Her primary reaction to the book appeared to me to focus on mass incarceration than the racial aspects of the book. My reaction was mixed. As a former student in the social sciences, I was well aware of the idea that African-Americans are over represented in the prison system. I was hoping to read a discussion of that phenomena and ways to change it. What I felt I got was a tired rehash of the history of how blacks (the author uses that identifier so I guess I can too) have been incarcerated in vast numbers. I don't dispute that claim, but the author wrote in a way that made her points difficult to understand at times. For instance she talks quite a bit about how affirmative action has not really been as helpful as intended though she benefited from the policy. She alluded to such policies actually keeping people of color oppressed.Then she calls for more government regulation into hiring and such. It seems that she is actually calling for people of color to be further under governmental control to free them from governmental control.
The most disappointing aspect of this book (and others like it)? The complete lack of attention to a very basic point. In the case of mass incarceration perhaps if we encouraged people to not commit the crimes in the first place, incarceration would be less of a concern. Length of sentencing based on ethnicity may well be a provable fact and surely needs attention and reform. But no mention of refraining from criminal behavior is just sad. As a student I disagreed with the notion that poor socio-economic status led to more crime. Not that it doesn't show statistically, but being poor is not an excuse. Wrong is wrong, illegal is illegal, I believe there are many more honest people who are economically disadvantaged than there are criminals.

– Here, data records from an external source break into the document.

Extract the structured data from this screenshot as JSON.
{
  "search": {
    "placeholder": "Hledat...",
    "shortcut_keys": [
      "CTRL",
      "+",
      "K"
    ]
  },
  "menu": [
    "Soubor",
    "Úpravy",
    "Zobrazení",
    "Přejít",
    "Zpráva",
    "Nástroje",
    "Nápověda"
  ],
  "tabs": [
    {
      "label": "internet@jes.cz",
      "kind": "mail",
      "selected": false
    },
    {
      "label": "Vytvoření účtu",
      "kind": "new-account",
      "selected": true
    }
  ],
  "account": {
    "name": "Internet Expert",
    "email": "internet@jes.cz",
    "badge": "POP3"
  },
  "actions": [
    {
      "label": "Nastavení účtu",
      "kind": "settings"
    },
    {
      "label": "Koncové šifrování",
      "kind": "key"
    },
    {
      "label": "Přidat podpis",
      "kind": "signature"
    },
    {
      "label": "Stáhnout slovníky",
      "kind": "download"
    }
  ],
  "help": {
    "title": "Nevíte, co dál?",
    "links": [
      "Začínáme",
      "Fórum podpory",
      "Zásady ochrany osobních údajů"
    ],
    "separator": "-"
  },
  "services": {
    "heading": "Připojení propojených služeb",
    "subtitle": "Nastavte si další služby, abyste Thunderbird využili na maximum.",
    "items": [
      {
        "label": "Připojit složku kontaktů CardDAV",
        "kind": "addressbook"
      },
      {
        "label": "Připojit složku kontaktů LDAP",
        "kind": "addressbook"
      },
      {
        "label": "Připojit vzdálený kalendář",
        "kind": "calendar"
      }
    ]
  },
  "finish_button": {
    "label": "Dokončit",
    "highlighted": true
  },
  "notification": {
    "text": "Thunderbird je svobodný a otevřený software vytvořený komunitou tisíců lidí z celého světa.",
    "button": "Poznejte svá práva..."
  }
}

What we have here is a book which takes a huge, complex social problem and tries to reduce it to race and money. The problem involves so many more components that it is difficult to address in a single book. I my opinion this book misses all the way around.